#### AVAILABLE RECORDS ####

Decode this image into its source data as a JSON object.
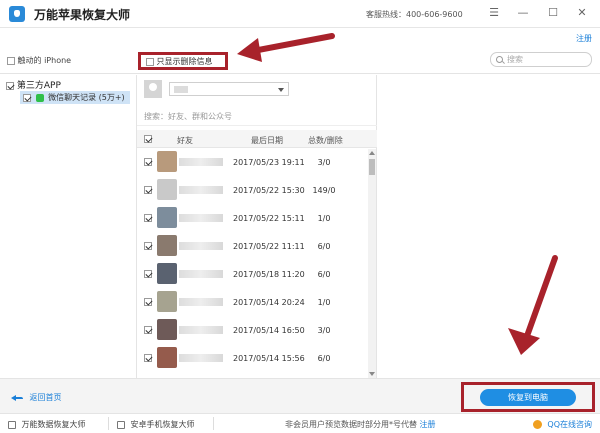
{
  "titlebar": {
    "title": "万能苹果恢复大师",
    "hotline": "客服热线：400-606-9600"
  },
  "header": {
    "register": "注册"
  },
  "toolbar": {
    "device": "触动的 iPhone",
    "only_deleted": "只显示删除信息",
    "search_placeholder": "搜索"
  },
  "sidebar": {
    "root": "第三方APP",
    "child": "微信聊天记录 (5万+)"
  },
  "chat_panel": {
    "search_placeholder": "搜索：好友、群和公众号",
    "columns": [
      "好友",
      "最后日期",
      "总数/删除"
    ],
    "rows": [
      {
        "date": "2017/05/23 19:11",
        "count": "3/0",
        "avatar_color": "#b89a7c"
      },
      {
        "date": "2017/05/22 15:30",
        "count": "149/0",
        "avatar_color": "#c9c9c9"
      },
      {
        "date": "2017/05/22 15:11",
        "count": "1/0",
        "avatar_color": "#7d8d9c"
      },
      {
        "date": "2017/05/22 11:11",
        "count": "6/0",
        "avatar_color": "#8a7a6e"
      },
      {
        "date": "2017/05/18 11:20",
        "count": "6/0",
        "avatar_color": "#5a6270"
      },
      {
        "date": "2017/05/14 20:24",
        "count": "1/0",
        "avatar_color": "#a6a390"
      },
      {
        "date": "2017/05/14 16:50",
        "count": "3/0",
        "avatar_color": "#6e5a58"
      },
      {
        "date": "2017/05/14 15:56",
        "count": "6/0",
        "avatar_color": "#955b4c"
      }
    ]
  },
  "actions": {
    "back": "返回首页",
    "restore": "恢复到电脑"
  },
  "statusbar": {
    "item1": "万能数据恢复大师",
    "item2": "安卓手机恢复大师",
    "notice": "非会员用户预览数据时部分用*号代替",
    "notice_link": "注册",
    "qq": "QQ在线咨询"
  },
  "colors": {
    "accent": "#1f8ee3",
    "annotation_red": "#a8222b"
  }
}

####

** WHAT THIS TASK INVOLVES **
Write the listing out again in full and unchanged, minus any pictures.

** RESPONSE TO THIS TASK **
Decode this image into its source data as a JSON object.
{
  "titlebar": {
    "title": "万能苹果恢复大师",
    "hotline": "客服热线：400-606-9600"
  },
  "header": {
    "register": "注册"
  },
  "toolbar": {
    "device": "触动的 iPhone",
    "only_deleted": "只显示删除信息",
    "search_placeholder": "搜索"
  },
  "sidebar": {
    "root": "第三方APP",
    "child": "微信聊天记录 (5万+)"
  },
  "chat_panel": {
    "search_placeholder": "搜索：好友、群和公众号",
    "columns": [
      "好友",
      "最后日期",
      "总数/删除"
    ],
    "rows": [
      {
        "date": "2017/05/23 19:11",
        "count": "3/0",
        "avatar_color": "#b89a7c"
      },
      {
        "date": "2017/05/22 15:30",
        "count": "149/0",
        "avatar_color": "#c9c9c9"
      },
      {
        "date": "2017/05/22 15:11",
        "count": "1/0",
        "avatar_color": "#7d8d9c"
      },
      {
        "date": "2017/05/22 11:11",
        "count": "6/0",
        "avatar_color": "#8a7a6e"
      },
      {
        "date": "2017/05/18 11:20",
        "count": "6/0",
        "avatar_color": "#5a6270"
      },
      {
        "date": "2017/05/14 20:24",
        "count": "1/0",
        "avatar_color": "#a6a390"
      },
      {
        "date": "2017/05/14 16:50",
        "count": "3/0",
        "avatar_color": "#6e5a58"
      },
      {
        "date": "2017/05/14 15:56",
        "count": "6/0",
        "avatar_color": "#955b4c"
      }
    ]
  },
  "actions": {
    "back": "返回首页",
    "restore": "恢复到电脑"
  },
  "statusbar": {
    "item1": "万能数据恢复大师",
    "item2": "安卓手机恢复大师",
    "notice": "非会员用户预览数据时部分用*号代替",
    "notice_link": "注册",
    "qq": "QQ在线咨询"
  },
  "colors": {
    "accent": "#1f8ee3",
    "annotation_red": "#a8222b"
  }
}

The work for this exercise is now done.